What to produce: Practice item. Set the material below down again exactly, with no pictures.

Records for this exercise:
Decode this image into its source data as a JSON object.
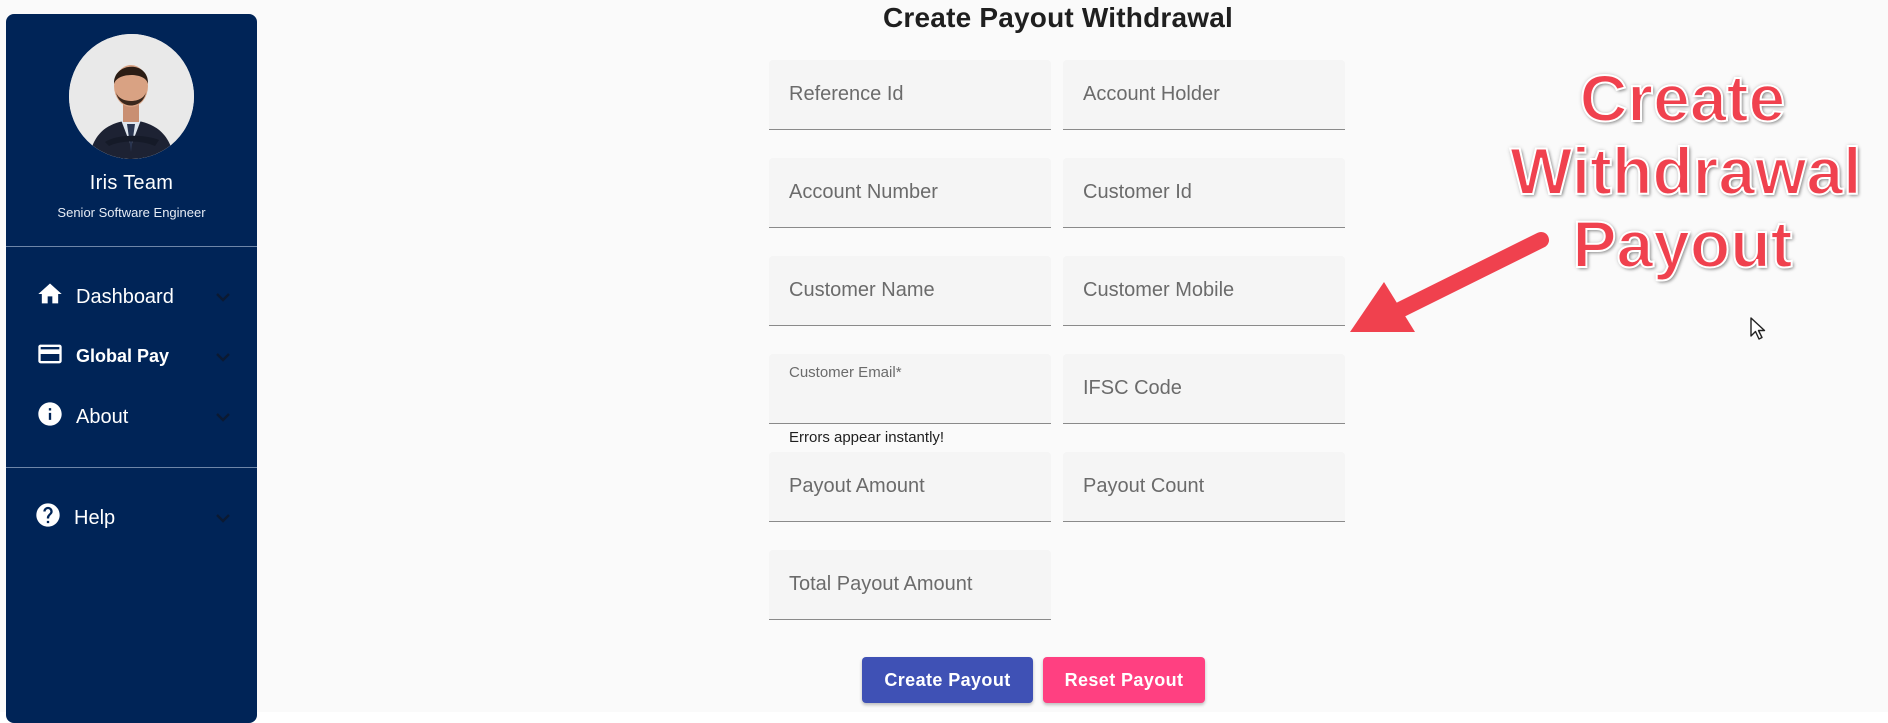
{
  "profile": {
    "name": "Iris Team",
    "role": "Senior Software Engineer"
  },
  "sidebar": {
    "items": [
      {
        "label": "Dashboard",
        "icon": "home-icon"
      },
      {
        "label": "Global Pay",
        "icon": "credit-card-icon"
      },
      {
        "label": "About",
        "icon": "info-icon"
      },
      {
        "label": "Help",
        "icon": "help-icon"
      }
    ]
  },
  "form": {
    "title": "Create Payout Withdrawal",
    "fields": {
      "reference_id": "Reference Id",
      "account_holder": "Account Holder",
      "account_number": "Account Number",
      "customer_id": "Customer Id",
      "customer_name": "Customer Name",
      "customer_mobile": "Customer Mobile",
      "customer_email": "Customer Email*",
      "ifsc_code": "IFSC Code",
      "payout_amount": "Payout Amount",
      "payout_count": "Payout Count",
      "total_payout_amount": "Total Payout Amount"
    },
    "email_hint": "Errors appear instantly!",
    "create_label": "Create Payout",
    "reset_label": "Reset Payout"
  },
  "annotation": {
    "line1": "Create",
    "line2": "Withdrawal",
    "line3": "Payout"
  },
  "colors": {
    "sidebar_bg": "#002457",
    "primary": "#3f51b5",
    "accent": "#ff4081",
    "annotation": "#f0414e"
  }
}
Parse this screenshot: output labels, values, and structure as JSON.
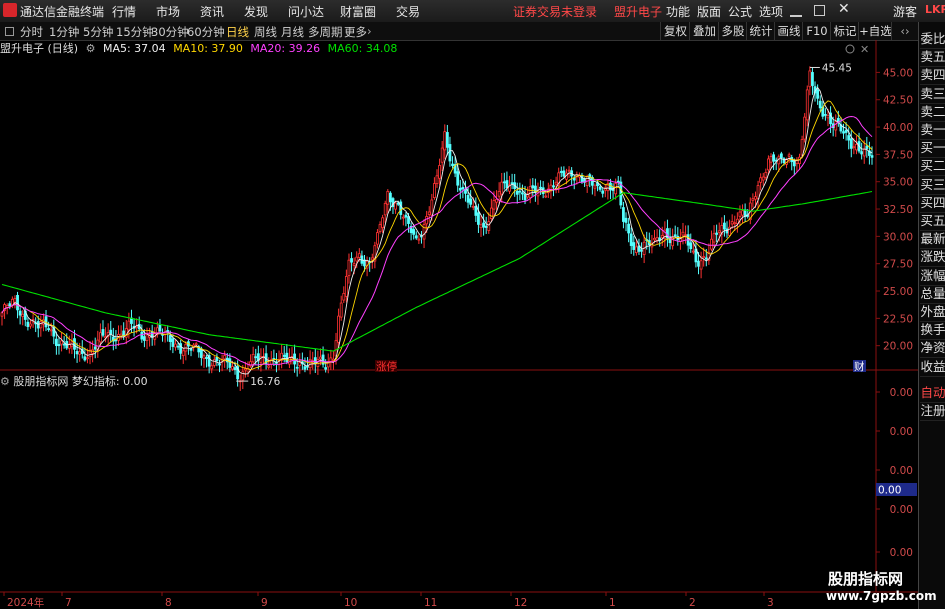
{
  "app": {
    "title": "通达信金融终端",
    "menu": [
      "行情",
      "市场",
      "资讯",
      "发现",
      "问小达",
      "财富圈",
      "交易"
    ],
    "alert": "证券交易未登录",
    "stock_name": "盟升电子",
    "right_menu": [
      "功能",
      "版面",
      "公式",
      "选项"
    ],
    "user": "游客",
    "corner": "LKR"
  },
  "toolbar": {
    "periods": [
      "分时",
      "1分钟",
      "5分钟",
      "15分钟",
      "30分钟",
      "60分钟",
      "日线",
      "周线",
      "月线",
      "多周期",
      "更多"
    ],
    "selected": "日线",
    "right_buttons": [
      "复权",
      "叠加",
      "多股",
      "统计",
      "画线",
      "F10",
      "标记",
      "+自选"
    ]
  },
  "side_panel": {
    "items": [
      "委比",
      "卖五",
      "卖四",
      "卖三",
      "卖二",
      "卖一",
      "买一",
      "买二",
      "买三",
      "买四",
      "买五",
      "最新",
      "涨跌",
      "涨幅",
      "总量",
      "外盘",
      "换手",
      "净资",
      "收益"
    ],
    "ind_items": [
      "自动",
      "注册"
    ]
  },
  "main_chart": {
    "stock_label": "盟升电子 (日线)",
    "ma": [
      {
        "label": "MA5: 37.04",
        "color": "#f0f0f0"
      },
      {
        "label": "MA10: 37.90",
        "color": "#ffd700"
      },
      {
        "label": "MA20: 39.26",
        "color": "#ff40ff"
      },
      {
        "label": "MA60: 34.08",
        "color": "#00e000"
      }
    ],
    "high_label": "45.45",
    "low_label": "16.76",
    "zt_tag": "涨停",
    "cai_tag": "财"
  },
  "indicator": {
    "name": "股朋指标网",
    "label": "梦幻指标: 0.00",
    "ticks": [
      "0.00",
      "0.00",
      "0.00",
      "0.00",
      "0.00"
    ],
    "highlight": "0.00"
  },
  "watermark": {
    "title": "股朋指标网",
    "url": "www.7gpzb.com"
  },
  "chart_data": {
    "type": "candlestick",
    "ylim": [
      17.5,
      46.5
    ],
    "y_ticks": [
      "45.00",
      "42.50",
      "40.00",
      "37.50",
      "35.00",
      "32.50",
      "30.00",
      "27.50",
      "25.00",
      "22.50",
      "20.00"
    ],
    "x_labels": [
      "2024年",
      "7",
      "8",
      "9",
      "10",
      "11",
      "12",
      "1",
      "2",
      "3"
    ],
    "anchors": [
      [
        0,
        23.0
      ],
      [
        5,
        23.8
      ],
      [
        10,
        22.5
      ],
      [
        14,
        21.5
      ],
      [
        18,
        21.8
      ],
      [
        22,
        20.5
      ],
      [
        26,
        19.6
      ],
      [
        30,
        19.3
      ],
      [
        35,
        19.7
      ],
      [
        40,
        20.8
      ],
      [
        45,
        21.2
      ],
      [
        50,
        21.6
      ],
      [
        54,
        21.0
      ],
      [
        58,
        21.4
      ],
      [
        62,
        20.8
      ],
      [
        67,
        20.3
      ],
      [
        72,
        19.7
      ],
      [
        76,
        19.3
      ],
      [
        80,
        18.9
      ],
      [
        84,
        18.4
      ],
      [
        88,
        18.1
      ],
      [
        92,
        17.5
      ],
      [
        95,
        18.2
      ],
      [
        100,
        18.7
      ],
      [
        105,
        19.0
      ],
      [
        110,
        18.4
      ],
      [
        115,
        18.7
      ],
      [
        120,
        18.2
      ],
      [
        125,
        18.3
      ],
      [
        128,
        19.5
      ],
      [
        130,
        22.5
      ],
      [
        134,
        27.0
      ],
      [
        138,
        28.5
      ],
      [
        142,
        27.5
      ],
      [
        145,
        29.5
      ],
      [
        149,
        34.0
      ],
      [
        153,
        33.0
      ],
      [
        156,
        31.0
      ],
      [
        160,
        29.5
      ],
      [
        164,
        32.0
      ],
      [
        168,
        35.0
      ],
      [
        171,
        39.0
      ],
      [
        175,
        36.0
      ],
      [
        178,
        34.0
      ],
      [
        182,
        32.0
      ],
      [
        186,
        31.0
      ],
      [
        190,
        33.0
      ],
      [
        194,
        34.5
      ],
      [
        198,
        35.0
      ],
      [
        202,
        33.5
      ],
      [
        206,
        34.0
      ],
      [
        210,
        34.5
      ],
      [
        214,
        35.0
      ],
      [
        218,
        35.5
      ],
      [
        222,
        36.0
      ],
      [
        226,
        35.0
      ],
      [
        230,
        34.0
      ],
      [
        234,
        35.0
      ],
      [
        238,
        34.5
      ],
      [
        240,
        31.0
      ],
      [
        244,
        29.0
      ],
      [
        248,
        29.5
      ],
      [
        252,
        29.0
      ],
      [
        256,
        30.5
      ],
      [
        260,
        30.0
      ],
      [
        264,
        29.5
      ],
      [
        268,
        28.0
      ],
      [
        272,
        28.3
      ],
      [
        276,
        30.0
      ],
      [
        280,
        31.0
      ],
      [
        284,
        32.0
      ],
      [
        288,
        31.5
      ],
      [
        292,
        35.0
      ],
      [
        296,
        37.0
      ],
      [
        300,
        36.5
      ],
      [
        304,
        37.5
      ],
      [
        308,
        37.0
      ],
      [
        312,
        44.5
      ],
      [
        315,
        42.5
      ],
      [
        318,
        41.5
      ],
      [
        321,
        40.0
      ],
      [
        324,
        39.5
      ],
      [
        327,
        39.0
      ],
      [
        330,
        38.5
      ],
      [
        333,
        37.5
      ],
      [
        336,
        37.0
      ]
    ],
    "series": [
      {
        "name": "MA5",
        "color": "#f0f0f0",
        "last": 37.04
      },
      {
        "name": "MA10",
        "color": "#ffd700",
        "last": 37.9
      },
      {
        "name": "MA20",
        "color": "#ff40ff",
        "last": 39.26
      },
      {
        "name": "MA60",
        "color": "#00e000",
        "last": 34.08
      }
    ],
    "ma60_anchors": [
      [
        0,
        25.6
      ],
      [
        40,
        23.0
      ],
      [
        80,
        21.0
      ],
      [
        128,
        19.5
      ],
      [
        160,
        23.5
      ],
      [
        200,
        28.0
      ],
      [
        240,
        34.0
      ],
      [
        270,
        33.0
      ],
      [
        290,
        32.3
      ],
      [
        310,
        33.0
      ],
      [
        336,
        34.1
      ]
    ],
    "high": 45.45,
    "low": 16.76
  }
}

Reply to the exercise:
Decode this image into its source data as a JSON object.
{
  "profile": {
    "name": "Iris Team",
    "role": "Senior Software Engineer"
  },
  "sidebar": {
    "items": [
      {
        "label": "Dashboard",
        "icon": "home-icon"
      },
      {
        "label": "Global Pay",
        "icon": "credit-card-icon"
      },
      {
        "label": "About",
        "icon": "info-icon"
      },
      {
        "label": "Help",
        "icon": "help-icon"
      }
    ]
  },
  "form": {
    "title": "Create Payout Withdrawal",
    "fields": {
      "reference_id": "Reference Id",
      "account_holder": "Account Holder",
      "account_number": "Account Number",
      "customer_id": "Customer Id",
      "customer_name": "Customer Name",
      "customer_mobile": "Customer Mobile",
      "customer_email": "Customer Email*",
      "ifsc_code": "IFSC Code",
      "payout_amount": "Payout Amount",
      "payout_count": "Payout Count",
      "total_payout_amount": "Total Payout Amount"
    },
    "email_hint": "Errors appear instantly!",
    "create_label": "Create Payout",
    "reset_label": "Reset Payout"
  },
  "annotation": {
    "line1": "Create",
    "line2": "Withdrawal",
    "line3": "Payout"
  },
  "colors": {
    "sidebar_bg": "#002457",
    "primary": "#3f51b5",
    "accent": "#ff4081",
    "annotation": "#f0414e"
  }
}
Parse this screenshot: output labels, values, and structure as JSON.
{
  "app": {
    "title": "通达信金融终端",
    "menu": [
      "行情",
      "市场",
      "资讯",
      "发现",
      "问小达",
      "财富圈",
      "交易"
    ],
    "alert": "证券交易未登录",
    "stock_name": "盟升电子",
    "right_menu": [
      "功能",
      "版面",
      "公式",
      "选项"
    ],
    "user": "游客",
    "corner": "LKR"
  },
  "toolbar": {
    "periods": [
      "分时",
      "1分钟",
      "5分钟",
      "15分钟",
      "30分钟",
      "60分钟",
      "日线",
      "周线",
      "月线",
      "多周期",
      "更多"
    ],
    "selected": "日线",
    "right_buttons": [
      "复权",
      "叠加",
      "多股",
      "统计",
      "画线",
      "F10",
      "标记",
      "+自选"
    ]
  },
  "side_panel": {
    "items": [
      "委比",
      "卖五",
      "卖四",
      "卖三",
      "卖二",
      "卖一",
      "买一",
      "买二",
      "买三",
      "买四",
      "买五",
      "最新",
      "涨跌",
      "涨幅",
      "总量",
      "外盘",
      "换手",
      "净资",
      "收益"
    ],
    "ind_items": [
      "自动",
      "注册"
    ]
  },
  "main_chart": {
    "stock_label": "盟升电子 (日线)",
    "ma": [
      {
        "label": "MA5: 37.04",
        "color": "#f0f0f0"
      },
      {
        "label": "MA10: 37.90",
        "color": "#ffd700"
      },
      {
        "label": "MA20: 39.26",
        "color": "#ff40ff"
      },
      {
        "label": "MA60: 34.08",
        "color": "#00e000"
      }
    ],
    "high_label": "45.45",
    "low_label": "16.76",
    "zt_tag": "涨停",
    "cai_tag": "财"
  },
  "indicator": {
    "name": "股朋指标网",
    "label": "梦幻指标: 0.00",
    "ticks": [
      "0.00",
      "0.00",
      "0.00",
      "0.00",
      "0.00"
    ],
    "highlight": "0.00"
  },
  "watermark": {
    "title": "股朋指标网",
    "url": "www.7gpzb.com"
  },
  "chart_data": {
    "type": "candlestick",
    "ylim": [
      17.5,
      46.5
    ],
    "y_ticks": [
      "45.00",
      "42.50",
      "40.00",
      "37.50",
      "35.00",
      "32.50",
      "30.00",
      "27.50",
      "25.00",
      "22.50",
      "20.00"
    ],
    "x_labels": [
      "2024年",
      "7",
      "8",
      "9",
      "10",
      "11",
      "12",
      "1",
      "2",
      "3"
    ],
    "anchors": [
      [
        0,
        23.0
      ],
      [
        5,
        23.8
      ],
      [
        10,
        22.5
      ],
      [
        14,
        21.5
      ],
      [
        18,
        21.8
      ],
      [
        22,
        20.5
      ],
      [
        26,
        19.6
      ],
      [
        30,
        19.3
      ],
      [
        35,
        19.7
      ],
      [
        40,
        20.8
      ],
      [
        45,
        21.2
      ],
      [
        50,
        21.6
      ],
      [
        54,
        21.0
      ],
      [
        58,
        21.4
      ],
      [
        62,
        20.8
      ],
      [
        67,
        20.3
      ],
      [
        72,
        19.7
      ],
      [
        76,
        19.3
      ],
      [
        80,
        18.9
      ],
      [
        84,
        18.4
      ],
      [
        88,
        18.1
      ],
      [
        92,
        17.5
      ],
      [
        95,
        18.2
      ],
      [
        100,
        18.7
      ],
      [
        105,
        19.0
      ],
      [
        110,
        18.4
      ],
      [
        115,
        18.7
      ],
      [
        120,
        18.2
      ],
      [
        125,
        18.3
      ],
      [
        128,
        19.5
      ],
      [
        130,
        22.5
      ],
      [
        134,
        27.0
      ],
      [
        138,
        28.5
      ],
      [
        142,
        27.5
      ],
      [
        145,
        29.5
      ],
      [
        149,
        34.0
      ],
      [
        153,
        33.0
      ],
      [
        156,
        31.0
      ],
      [
        160,
        29.5
      ],
      [
        164,
        32.0
      ],
      [
        168,
        35.0
      ],
      [
        171,
        39.0
      ],
      [
        175,
        36.0
      ],
      [
        178,
        34.0
      ],
      [
        182,
        32.0
      ],
      [
        186,
        31.0
      ],
      [
        190,
        33.0
      ],
      [
        194,
        34.5
      ],
      [
        198,
        35.0
      ],
      [
        202,
        33.5
      ],
      [
        206,
        34.0
      ],
      [
        210,
        34.5
      ],
      [
        214,
        35.0
      ],
      [
        218,
        35.5
      ],
      [
        222,
        36.0
      ],
      [
        226,
        35.0
      ],
      [
        230,
        34.0
      ],
      [
        234,
        35.0
      ],
      [
        238,
        34.5
      ],
      [
        240,
        31.0
      ],
      [
        244,
        29.0
      ],
      [
        248,
        29.5
      ],
      [
        252,
        29.0
      ],
      [
        256,
        30.5
      ],
      [
        260,
        30.0
      ],
      [
        264,
        29.5
      ],
      [
        268,
        28.0
      ],
      [
        272,
        28.3
      ],
      [
        276,
        30.0
      ],
      [
        280,
        31.0
      ],
      [
        284,
        32.0
      ],
      [
        288,
        31.5
      ],
      [
        292,
        35.0
      ],
      [
        296,
        37.0
      ],
      [
        300,
        36.5
      ],
      [
        304,
        37.5
      ],
      [
        308,
        37.0
      ],
      [
        312,
        44.5
      ],
      [
        315,
        42.5
      ],
      [
        318,
        41.5
      ],
      [
        321,
        40.0
      ],
      [
        324,
        39.5
      ],
      [
        327,
        39.0
      ],
      [
        330,
        38.5
      ],
      [
        333,
        37.5
      ],
      [
        336,
        37.0
      ]
    ],
    "series": [
      {
        "name": "MA5",
        "color": "#f0f0f0",
        "last": 37.04
      },
      {
        "name": "MA10",
        "color": "#ffd700",
        "last": 37.9
      },
      {
        "name": "MA20",
        "color": "#ff40ff",
        "last": 39.26
      },
      {
        "name": "MA60",
        "color": "#00e000",
        "last": 34.08
      }
    ],
    "ma60_anchors": [
      [
        0,
        25.6
      ],
      [
        40,
        23.0
      ],
      [
        80,
        21.0
      ],
      [
        128,
        19.5
      ],
      [
        160,
        23.5
      ],
      [
        200,
        28.0
      ],
      [
        240,
        34.0
      ],
      [
        270,
        33.0
      ],
      [
        290,
        32.3
      ],
      [
        310,
        33.0
      ],
      [
        336,
        34.1
      ]
    ],
    "high": 45.45,
    "low": 16.76
  }
}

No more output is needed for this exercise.